d. October 16, 2001- Mount Vernon, New York
American jazz singer.
Etta Jones was born in Aiken, South Carolina, United States, and raised in Harlem. Still in her teens, Jones joined Buddy Johnson's band for a nationwide tour although she was not featured on record. Her first recordings—"Salty Papa Blues", "Evil Gal Blues", "Blow Top Blues", and "Long, Long Journey"—were produced by Leonard Feather in 1944, placing her in the company of clarinetist Barney Bigard and tenor saxophonist Georgie Auld. In 1947, she recorded and released an early cover version of Leon Rene's I Sold My Heart to the Junkman (previously released by the Basin Street Boys on Rene's Exclusive Records) while at RCA Victor records. She performed with the Earl Hines sextet from 1949 to 1952.

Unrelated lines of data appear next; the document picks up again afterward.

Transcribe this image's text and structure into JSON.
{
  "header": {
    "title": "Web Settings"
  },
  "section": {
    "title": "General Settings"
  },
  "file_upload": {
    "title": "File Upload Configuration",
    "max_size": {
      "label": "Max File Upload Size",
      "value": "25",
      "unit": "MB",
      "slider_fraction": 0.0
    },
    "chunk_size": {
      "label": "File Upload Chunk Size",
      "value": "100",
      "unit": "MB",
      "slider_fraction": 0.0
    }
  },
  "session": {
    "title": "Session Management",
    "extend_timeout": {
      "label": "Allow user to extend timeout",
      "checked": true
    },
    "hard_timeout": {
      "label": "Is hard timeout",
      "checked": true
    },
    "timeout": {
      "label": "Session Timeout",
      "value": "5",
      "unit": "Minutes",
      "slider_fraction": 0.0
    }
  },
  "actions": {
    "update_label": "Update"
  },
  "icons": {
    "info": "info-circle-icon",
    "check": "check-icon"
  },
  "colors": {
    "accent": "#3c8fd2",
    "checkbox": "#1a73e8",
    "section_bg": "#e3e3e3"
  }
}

She had three Grammy nominations, for the Don't Go to Strangers LP in 1960, Save Your Love for Me in 1981, and My Buddy (dedicated to her first employer, Buddy Johnson) in 1999. In 2008 the album Don't Go to Strangers was inducted into the Grammy Hall of Fame.
Following her recordings for Prestige, on which Jones was featured with high-profile arrangers such as Oliver Nelson and jazz stars such as Frank Wess, Roy Haynes, and Gene Ammons, she had a musical partnership of more than thirty years with tenor saxophonist Houston Person, who received equal billing with her. He also produced her albums and served as her manager, after the pair met in one of Johnny Hammond's bands.
Although Etta Jones is likely to be remembered above all for her recordings on Prestige, her close professional relationship with Person (frequently, but mistakenly, identified as Jones' husband) helped ensure that the last two decades of her life would be marked by uncommon productivity, as evidenced by a string of albums for Muse Records. In 1997 she recorded The Melody Lingers On, the first of five sessions for the HighNote label.
Her last recording, a tribute to Billie Holiday, was released 57 years later on the day of Jones' death. Only one of her recordings—her debut album for Prestige Records (Don't Go to Strangers, 1960)—enjoyed commercial success with sales of over a million copies. Her remaining nine albums for Prestige and, beginning in 1975, her numerous recordings for Muse Records and HighNote Records secured her a devoted following.
She died in Mount Vernon, New York, at the age of 72 from cancer. She was survived by her husband, John Medlock, and a granddaughter, a daughter pre-deceased her.